- **Description of the task**
Every entry below should be copied exactly, minus the pictures.

-- Opening Marker --

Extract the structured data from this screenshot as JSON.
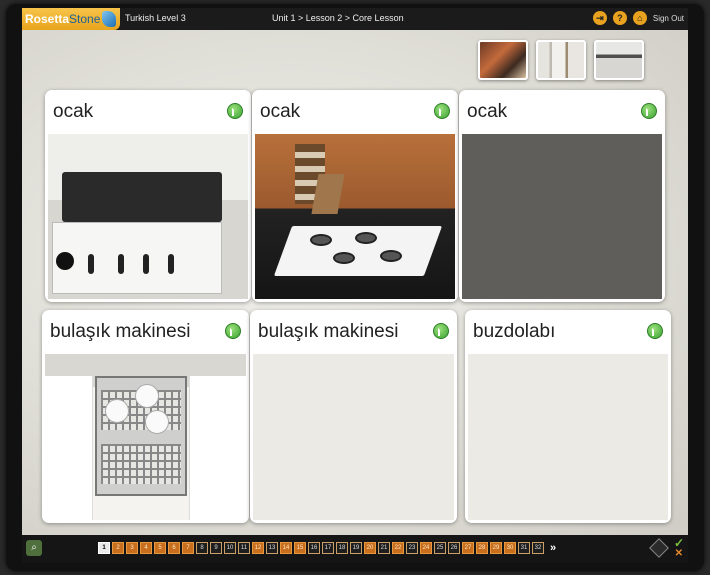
{
  "header": {
    "brand_main": "Rosetta",
    "brand_accent": "Stone",
    "level": "Turkish Level 3",
    "breadcrumb": "Unit 1 > Lesson 2 > Core Lesson",
    "sign_out": "Sign Out",
    "icons": [
      "exit-icon",
      "help-icon",
      "home-icon"
    ]
  },
  "thumbnails": [
    "kitchen-photo-1",
    "kitchen-photo-2",
    "kitchen-photo-3"
  ],
  "cards": [
    {
      "label": "ocak",
      "picture": "stove-white"
    },
    {
      "label": "ocak",
      "picture": "stove-gas-hob"
    },
    {
      "label": "ocak",
      "picture": "blank-dark"
    },
    {
      "label": "bulaşık makinesi",
      "picture": "dishwasher"
    },
    {
      "label": "bulaşık makinesi",
      "picture": "blank-light"
    },
    {
      "label": "buzdolabı",
      "picture": "blank-light"
    }
  ],
  "pager": {
    "pages": [
      "1",
      "2",
      "3",
      "4",
      "5",
      "6",
      "7",
      "8",
      "9",
      "10",
      "11",
      "12",
      "13",
      "14",
      "15",
      "16",
      "17",
      "18",
      "19",
      "20",
      "21",
      "22",
      "23",
      "24",
      "25",
      "26",
      "27",
      "28",
      "29",
      "30",
      "31",
      "32"
    ],
    "current": "1",
    "orange_pages": [
      "2",
      "3",
      "4",
      "5",
      "6",
      "7",
      "12",
      "14",
      "15",
      "20",
      "22",
      "24",
      "27",
      "28",
      "29",
      "30"
    ],
    "next": "»"
  },
  "colors": {
    "accent_orange": "#e8a21f",
    "speaker_green": "#3aa233",
    "brand_blue": "#1b5f97"
  }
}
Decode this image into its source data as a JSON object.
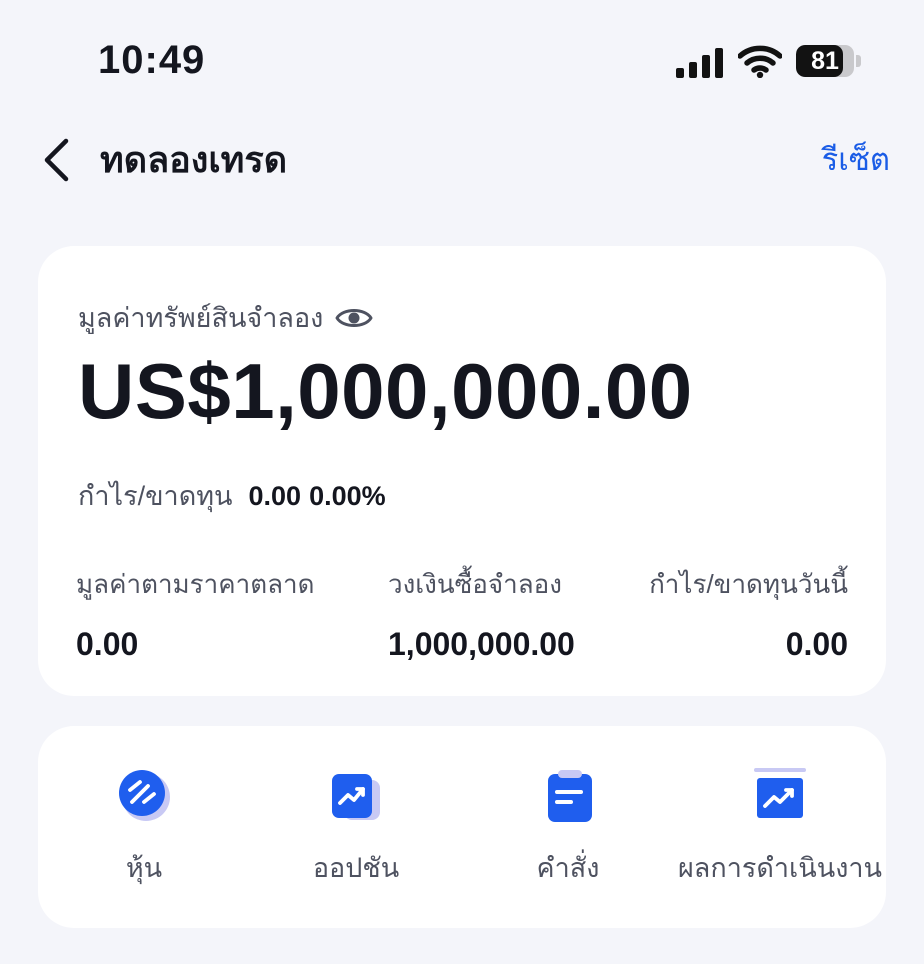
{
  "status_bar": {
    "time": "10:49",
    "battery": "81"
  },
  "nav": {
    "title": "ทดลองเทรด",
    "reset": "รีเซ็ต"
  },
  "summary": {
    "asset_label": "มูลค่าทรัพย์สินจำลอง",
    "asset_value": "US$1,000,000.00",
    "pnl_label": "กำไร/ขาดทุน",
    "pnl_value": "0.00",
    "pnl_percent": "0.00%",
    "stats": [
      {
        "label": "มูลค่าตามราคาตลาด",
        "value": "0.00"
      },
      {
        "label": "วงเงินซื้อจำลอง",
        "value": "1,000,000.00"
      },
      {
        "label": "กำไร/ขาดทุนวันนี้",
        "value": "0.00"
      }
    ]
  },
  "actions": [
    {
      "label": "หุ้น",
      "icon": "stock-icon"
    },
    {
      "label": "ออปชัน",
      "icon": "option-chart-icon"
    },
    {
      "label": "คำสั่ง",
      "icon": "order-clipboard-icon"
    },
    {
      "label": "ผลการดำเนินงาน",
      "icon": "performance-chart-icon"
    }
  ],
  "colors": {
    "accent": "#1a5ce6",
    "background": "#f4f5fa",
    "card": "#ffffff",
    "text_primary": "#14161f",
    "text_secondary": "#4e5260"
  }
}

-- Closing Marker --

- **Solution for this problem**
Extract the structured data from this screenshot as JSON.
{
  "header": {
    "brand_main": "Rosetta",
    "brand_accent": "Stone",
    "level": "Turkish Level 3",
    "breadcrumb": "Unit 1 > Lesson 2 > Core Lesson",
    "sign_out": "Sign Out",
    "icons": [
      "exit-icon",
      "help-icon",
      "home-icon"
    ]
  },
  "thumbnails": [
    "kitchen-photo-1",
    "kitchen-photo-2",
    "kitchen-photo-3"
  ],
  "cards": [
    {
      "label": "ocak",
      "picture": "stove-white"
    },
    {
      "label": "ocak",
      "picture": "stove-gas-hob"
    },
    {
      "label": "ocak",
      "picture": "blank-dark"
    },
    {
      "label": "bulaşık makinesi",
      "picture": "dishwasher"
    },
    {
      "label": "bulaşık makinesi",
      "picture": "blank-light"
    },
    {
      "label": "buzdolabı",
      "picture": "blank-light"
    }
  ],
  "pager": {
    "pages": [
      "1",
      "2",
      "3",
      "4",
      "5",
      "6",
      "7",
      "8",
      "9",
      "10",
      "11",
      "12",
      "13",
      "14",
      "15",
      "16",
      "17",
      "18",
      "19",
      "20",
      "21",
      "22",
      "23",
      "24",
      "25",
      "26",
      "27",
      "28",
      "29",
      "30",
      "31",
      "32"
    ],
    "current": "1",
    "orange_pages": [
      "2",
      "3",
      "4",
      "5",
      "6",
      "7",
      "12",
      "14",
      "15",
      "20",
      "22",
      "24",
      "27",
      "28",
      "29",
      "30"
    ],
    "next": "»"
  },
  "colors": {
    "accent_orange": "#e8a21f",
    "speaker_green": "#3aa233",
    "brand_blue": "#1b5f97"
  }
}
Decode this image into its source data as a JSON object.
{
  "status_bar": {
    "time": "10:49",
    "battery": "81"
  },
  "nav": {
    "title": "ทดลองเทรด",
    "reset": "รีเซ็ต"
  },
  "summary": {
    "asset_label": "มูลค่าทรัพย์สินจำลอง",
    "asset_value": "US$1,000,000.00",
    "pnl_label": "กำไร/ขาดทุน",
    "pnl_value": "0.00",
    "pnl_percent": "0.00%",
    "stats": [
      {
        "label": "มูลค่าตามราคาตลาด",
        "value": "0.00"
      },
      {
        "label": "วงเงินซื้อจำลอง",
        "value": "1,000,000.00"
      },
      {
        "label": "กำไร/ขาดทุนวันนี้",
        "value": "0.00"
      }
    ]
  },
  "actions": [
    {
      "label": "หุ้น",
      "icon": "stock-icon"
    },
    {
      "label": "ออปชัน",
      "icon": "option-chart-icon"
    },
    {
      "label": "คำสั่ง",
      "icon": "order-clipboard-icon"
    },
    {
      "label": "ผลการดำเนินงาน",
      "icon": "performance-chart-icon"
    }
  ],
  "colors": {
    "accent": "#1a5ce6",
    "background": "#f4f5fa",
    "card": "#ffffff",
    "text_primary": "#14161f",
    "text_secondary": "#4e5260"
  }
}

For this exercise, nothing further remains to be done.